** TASK PROMPT **
Pick every line from the data that holds the word "type".

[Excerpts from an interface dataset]

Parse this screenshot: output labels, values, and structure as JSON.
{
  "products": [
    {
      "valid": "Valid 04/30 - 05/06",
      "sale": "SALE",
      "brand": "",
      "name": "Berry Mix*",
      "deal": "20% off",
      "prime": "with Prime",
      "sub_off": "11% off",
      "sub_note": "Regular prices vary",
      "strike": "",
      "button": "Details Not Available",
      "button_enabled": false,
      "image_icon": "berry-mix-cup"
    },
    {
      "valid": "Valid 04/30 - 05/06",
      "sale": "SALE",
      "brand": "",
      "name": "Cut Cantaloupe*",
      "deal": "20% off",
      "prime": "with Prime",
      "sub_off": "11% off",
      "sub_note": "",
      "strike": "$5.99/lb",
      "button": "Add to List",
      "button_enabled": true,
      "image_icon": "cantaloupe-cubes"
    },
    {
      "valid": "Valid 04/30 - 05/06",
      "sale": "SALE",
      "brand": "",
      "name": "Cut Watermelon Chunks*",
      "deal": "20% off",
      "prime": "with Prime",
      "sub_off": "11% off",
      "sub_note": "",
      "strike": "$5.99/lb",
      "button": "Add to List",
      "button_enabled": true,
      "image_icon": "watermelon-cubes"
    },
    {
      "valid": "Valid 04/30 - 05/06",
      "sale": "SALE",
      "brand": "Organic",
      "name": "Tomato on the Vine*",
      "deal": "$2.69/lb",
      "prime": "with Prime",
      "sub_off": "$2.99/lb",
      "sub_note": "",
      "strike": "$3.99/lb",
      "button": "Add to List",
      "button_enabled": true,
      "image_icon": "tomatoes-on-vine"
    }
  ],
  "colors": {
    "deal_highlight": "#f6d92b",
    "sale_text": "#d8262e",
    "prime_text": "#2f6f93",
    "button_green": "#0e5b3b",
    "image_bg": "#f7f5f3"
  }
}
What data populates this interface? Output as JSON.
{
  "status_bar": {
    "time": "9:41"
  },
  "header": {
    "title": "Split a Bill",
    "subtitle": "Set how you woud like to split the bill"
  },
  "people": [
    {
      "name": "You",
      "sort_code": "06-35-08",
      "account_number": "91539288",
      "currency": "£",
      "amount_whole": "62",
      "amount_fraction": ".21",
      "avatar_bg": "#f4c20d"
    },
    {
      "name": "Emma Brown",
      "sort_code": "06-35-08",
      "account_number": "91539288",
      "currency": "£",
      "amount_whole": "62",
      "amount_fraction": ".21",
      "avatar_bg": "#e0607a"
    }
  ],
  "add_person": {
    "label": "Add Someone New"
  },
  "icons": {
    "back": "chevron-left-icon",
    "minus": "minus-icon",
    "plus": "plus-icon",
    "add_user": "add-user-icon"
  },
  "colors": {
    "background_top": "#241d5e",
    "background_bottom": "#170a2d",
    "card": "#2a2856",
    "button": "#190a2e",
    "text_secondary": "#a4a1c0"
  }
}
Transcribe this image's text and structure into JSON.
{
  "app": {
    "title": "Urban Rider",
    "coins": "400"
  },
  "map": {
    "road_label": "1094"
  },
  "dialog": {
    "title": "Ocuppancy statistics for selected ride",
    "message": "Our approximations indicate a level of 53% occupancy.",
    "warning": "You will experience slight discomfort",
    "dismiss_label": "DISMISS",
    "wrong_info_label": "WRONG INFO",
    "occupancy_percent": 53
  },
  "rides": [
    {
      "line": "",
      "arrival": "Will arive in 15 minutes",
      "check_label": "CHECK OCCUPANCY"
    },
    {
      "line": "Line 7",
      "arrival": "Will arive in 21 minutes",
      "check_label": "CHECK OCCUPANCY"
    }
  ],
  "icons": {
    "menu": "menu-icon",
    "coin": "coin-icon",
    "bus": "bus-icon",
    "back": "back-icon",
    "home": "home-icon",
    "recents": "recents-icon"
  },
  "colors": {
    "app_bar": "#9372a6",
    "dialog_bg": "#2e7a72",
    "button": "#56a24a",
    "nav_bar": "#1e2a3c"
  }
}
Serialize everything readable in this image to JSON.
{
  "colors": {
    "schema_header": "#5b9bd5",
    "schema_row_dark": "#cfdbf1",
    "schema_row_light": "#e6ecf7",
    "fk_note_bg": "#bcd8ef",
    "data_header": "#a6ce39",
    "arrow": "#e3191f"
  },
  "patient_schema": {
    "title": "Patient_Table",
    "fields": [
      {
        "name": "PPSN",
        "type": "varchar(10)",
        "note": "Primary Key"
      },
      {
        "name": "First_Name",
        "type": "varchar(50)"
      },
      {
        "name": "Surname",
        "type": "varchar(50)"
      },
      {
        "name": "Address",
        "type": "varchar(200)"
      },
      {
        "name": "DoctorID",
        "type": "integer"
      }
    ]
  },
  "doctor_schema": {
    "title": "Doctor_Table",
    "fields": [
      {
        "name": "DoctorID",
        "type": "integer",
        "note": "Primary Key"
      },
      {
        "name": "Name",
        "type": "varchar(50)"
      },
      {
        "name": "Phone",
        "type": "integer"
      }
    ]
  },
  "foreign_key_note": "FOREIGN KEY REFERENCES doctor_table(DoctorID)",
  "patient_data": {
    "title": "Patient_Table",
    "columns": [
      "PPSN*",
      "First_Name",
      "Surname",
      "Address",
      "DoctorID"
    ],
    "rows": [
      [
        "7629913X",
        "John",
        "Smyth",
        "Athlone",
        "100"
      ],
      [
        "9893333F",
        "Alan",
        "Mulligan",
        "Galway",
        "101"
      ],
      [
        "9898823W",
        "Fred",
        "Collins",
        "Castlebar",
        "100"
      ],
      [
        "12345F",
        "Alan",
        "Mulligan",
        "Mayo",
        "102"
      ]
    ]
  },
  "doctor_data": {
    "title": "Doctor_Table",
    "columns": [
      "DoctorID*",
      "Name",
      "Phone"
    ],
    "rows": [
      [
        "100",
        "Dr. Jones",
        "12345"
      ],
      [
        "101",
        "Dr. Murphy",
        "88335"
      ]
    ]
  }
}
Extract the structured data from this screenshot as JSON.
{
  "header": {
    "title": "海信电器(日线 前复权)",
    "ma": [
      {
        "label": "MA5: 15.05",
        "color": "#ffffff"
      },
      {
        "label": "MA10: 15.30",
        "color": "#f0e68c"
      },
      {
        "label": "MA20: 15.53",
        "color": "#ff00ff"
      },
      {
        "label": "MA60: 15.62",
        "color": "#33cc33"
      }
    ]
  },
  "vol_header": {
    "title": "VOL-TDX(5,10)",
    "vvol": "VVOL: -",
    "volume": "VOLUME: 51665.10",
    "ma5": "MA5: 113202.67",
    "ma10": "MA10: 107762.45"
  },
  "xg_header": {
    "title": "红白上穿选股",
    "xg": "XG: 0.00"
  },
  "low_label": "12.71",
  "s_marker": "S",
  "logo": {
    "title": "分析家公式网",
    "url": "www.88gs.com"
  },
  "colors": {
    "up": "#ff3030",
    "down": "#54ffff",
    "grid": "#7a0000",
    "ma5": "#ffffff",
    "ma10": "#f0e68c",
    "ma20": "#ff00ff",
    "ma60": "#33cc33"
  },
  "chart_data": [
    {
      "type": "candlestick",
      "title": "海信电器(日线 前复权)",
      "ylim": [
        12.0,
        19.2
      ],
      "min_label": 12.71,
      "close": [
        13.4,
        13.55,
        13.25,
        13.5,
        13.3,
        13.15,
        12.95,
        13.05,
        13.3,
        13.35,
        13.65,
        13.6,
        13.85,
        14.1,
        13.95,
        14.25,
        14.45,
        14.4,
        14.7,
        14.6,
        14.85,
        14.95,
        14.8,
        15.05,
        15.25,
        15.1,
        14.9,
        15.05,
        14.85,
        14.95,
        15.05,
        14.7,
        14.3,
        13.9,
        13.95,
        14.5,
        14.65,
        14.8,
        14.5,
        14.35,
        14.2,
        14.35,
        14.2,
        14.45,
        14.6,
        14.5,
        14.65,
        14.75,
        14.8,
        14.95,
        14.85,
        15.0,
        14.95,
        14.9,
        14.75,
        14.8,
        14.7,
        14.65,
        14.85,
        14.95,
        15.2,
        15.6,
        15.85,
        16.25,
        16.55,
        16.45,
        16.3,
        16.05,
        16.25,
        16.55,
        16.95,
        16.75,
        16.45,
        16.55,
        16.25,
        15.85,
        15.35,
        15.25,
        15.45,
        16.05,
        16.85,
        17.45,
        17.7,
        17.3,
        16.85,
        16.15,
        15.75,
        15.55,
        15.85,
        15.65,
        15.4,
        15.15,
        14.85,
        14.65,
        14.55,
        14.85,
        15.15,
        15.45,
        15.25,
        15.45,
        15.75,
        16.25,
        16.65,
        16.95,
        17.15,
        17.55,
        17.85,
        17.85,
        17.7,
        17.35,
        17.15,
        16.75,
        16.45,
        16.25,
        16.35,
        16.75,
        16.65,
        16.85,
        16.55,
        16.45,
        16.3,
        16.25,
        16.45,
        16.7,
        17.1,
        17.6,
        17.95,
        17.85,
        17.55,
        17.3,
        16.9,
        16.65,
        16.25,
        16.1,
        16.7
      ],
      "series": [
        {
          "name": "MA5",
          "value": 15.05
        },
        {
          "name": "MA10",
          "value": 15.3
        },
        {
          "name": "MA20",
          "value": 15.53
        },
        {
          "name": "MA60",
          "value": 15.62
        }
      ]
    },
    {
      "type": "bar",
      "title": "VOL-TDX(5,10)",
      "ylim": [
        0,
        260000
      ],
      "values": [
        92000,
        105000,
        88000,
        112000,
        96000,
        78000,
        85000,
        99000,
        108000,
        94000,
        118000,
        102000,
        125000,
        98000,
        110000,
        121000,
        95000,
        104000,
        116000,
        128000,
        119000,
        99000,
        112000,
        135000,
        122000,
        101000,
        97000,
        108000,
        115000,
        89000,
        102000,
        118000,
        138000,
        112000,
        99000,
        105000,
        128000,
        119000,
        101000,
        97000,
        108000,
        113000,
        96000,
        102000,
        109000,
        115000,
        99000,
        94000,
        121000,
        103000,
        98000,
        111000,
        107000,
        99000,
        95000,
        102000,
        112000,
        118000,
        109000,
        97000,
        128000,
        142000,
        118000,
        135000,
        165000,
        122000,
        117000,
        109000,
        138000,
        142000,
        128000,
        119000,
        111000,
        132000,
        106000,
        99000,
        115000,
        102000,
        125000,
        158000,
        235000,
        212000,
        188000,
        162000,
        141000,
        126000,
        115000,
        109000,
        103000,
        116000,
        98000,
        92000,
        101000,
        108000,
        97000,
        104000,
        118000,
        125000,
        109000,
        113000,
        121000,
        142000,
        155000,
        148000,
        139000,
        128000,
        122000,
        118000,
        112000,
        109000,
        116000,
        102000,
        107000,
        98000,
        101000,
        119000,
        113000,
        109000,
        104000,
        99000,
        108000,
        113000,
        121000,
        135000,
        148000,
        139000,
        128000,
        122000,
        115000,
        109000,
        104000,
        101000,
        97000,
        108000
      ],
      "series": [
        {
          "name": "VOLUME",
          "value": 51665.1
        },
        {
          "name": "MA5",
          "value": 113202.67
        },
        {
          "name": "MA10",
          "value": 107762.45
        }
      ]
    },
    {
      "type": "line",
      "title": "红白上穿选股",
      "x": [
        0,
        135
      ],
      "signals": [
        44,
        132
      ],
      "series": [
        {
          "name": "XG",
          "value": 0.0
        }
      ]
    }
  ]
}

** ANSWER BELOW **
        "type": "varchar(10)",
        "type": "varchar(50)"
        "type": "varchar(50)"
        "type": "varchar(200)"
        "type": "integer"
        "type": "integer",
        "type": "varchar(50)"
        "type": "integer"
      "type": "candlestick",
      "type": "bar",
      "type": "line",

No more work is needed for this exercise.